By observing, listening, and waiting for your child when you interact together, you will gather many clues about what your child is trying to tell you. You observations may reveal that they are playing alone and not sending you a message with their echolalia. But if your detective work reveals that your child is looking at something or trying to get your attention when they echo, you can use your observations to help you figure out the meaning behind their message.

Research has shown that children who use echolalia benefit when adults follow their lead.

Research has shown that children who use echolalia benefit when adults follow their lead [1,2]. When adults direct the interaction with a lot of questions and commands, echolalic children tend to repeat what the adults say right away without understanding what they are echoing. However, when adults follow the child’s lead, children tend to send messages that show more understanding.

Be an interpreter – Respond to your child’s messages

Once you have figured out the meaning behind your child’s echolalia, you are ready to respond in a way that will help them learn. This means you’ll need to be your child’s interpreter. Just as an interpreter translates words into another language, you can interpret your child’s echoed words into a message that reflects what they are really trying to say.

Interpreting your child’s echolalia involves:

  • Saying it for them as they would if they could (from their point of view)
  • Giving your child an exact model they can learn from (using correct grammar)

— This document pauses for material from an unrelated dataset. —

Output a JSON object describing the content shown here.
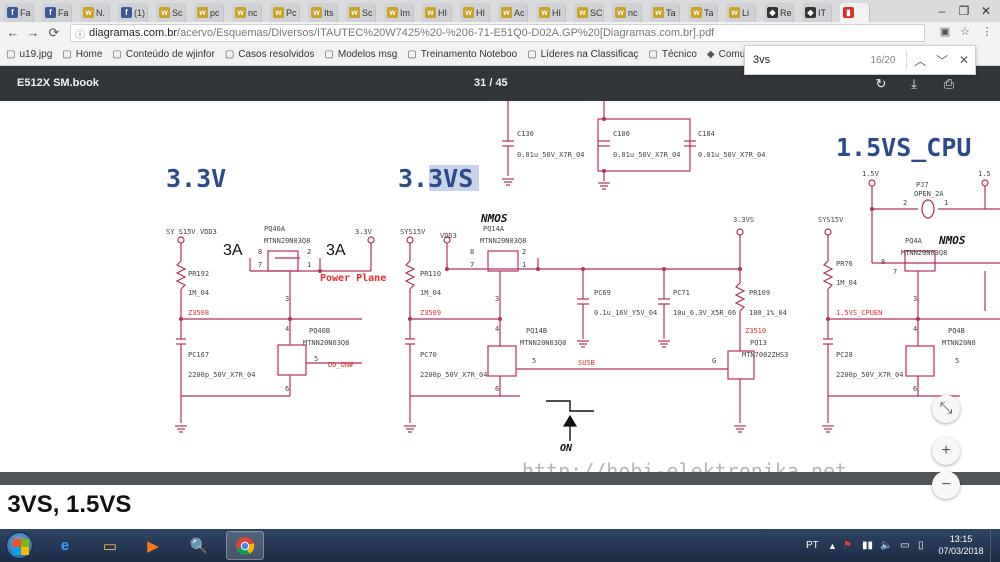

Interpreting a child who uses echolalia means saying it exactly as they would if they could. Sometimes you might need to use the word “I” or “me”, as if you were speaking from your child’s point of view. This might feel unnatural at first. But by giving your child the words they could use in that situation, it will help them learn how to communicate their message more appropriately next time [1].

Here’s an example of how to interpret echolalia:

When Christopher found his missing dinosaur, dad says ‘You found your dinosaur’, and Christopher repeats exactly what his dad says.

When dad interprets by saying “I found my dinosaur,” Christopher learns a new way to tell dad about his discovery.

When you interpret your child’s message, they may not repeat what you say right away. They've already communicated their message to you, so there’s no need for them to say it again in a different way. But because you’ve shown them what they could have said in that situation, they may use your sentence the next time they want to communicate the same idea.

By doing some detective work and interpreting your child’s echolalia, you will provide language models that show them more flexible and appropriate ways to send their messages. And because you’ve matched what you said to what your child really meant, it’s more likely that they’ll remember your model and use it in the future .


  1. Rydell, P., & Mirenda, P. (1991). The effects of two levels of linguistic constraint on echolalia and generative language production in children with autism. Journal of Autism and Developmental Disorders, 21, 131-157.
  2. Rydell, P., & Mirenda, P. (1994). Effects of high and low constraint utterances on the production of immediate and delayed echolalia in young children with autism. Journal of Autism and Developmental Disorders, 24, 719-735.
  3. Sussman, F. (2012). More Than Words®: Helping parents promote communication and social skills in children with autism spectrum disorder. Toronto, Ontario: The Hanen Centre.
  4. Sussman, F., Drake, L., Lowry, L. & Honeyman, S. (2016). Making Hanen Happen Leaders Guide for More Than Words® — The Hanen Program® for Parents of Children with Autism Spectrum Disorder or Social Communication Difficulties (4th ed). Toronto, Ontario: The Hanen Centre.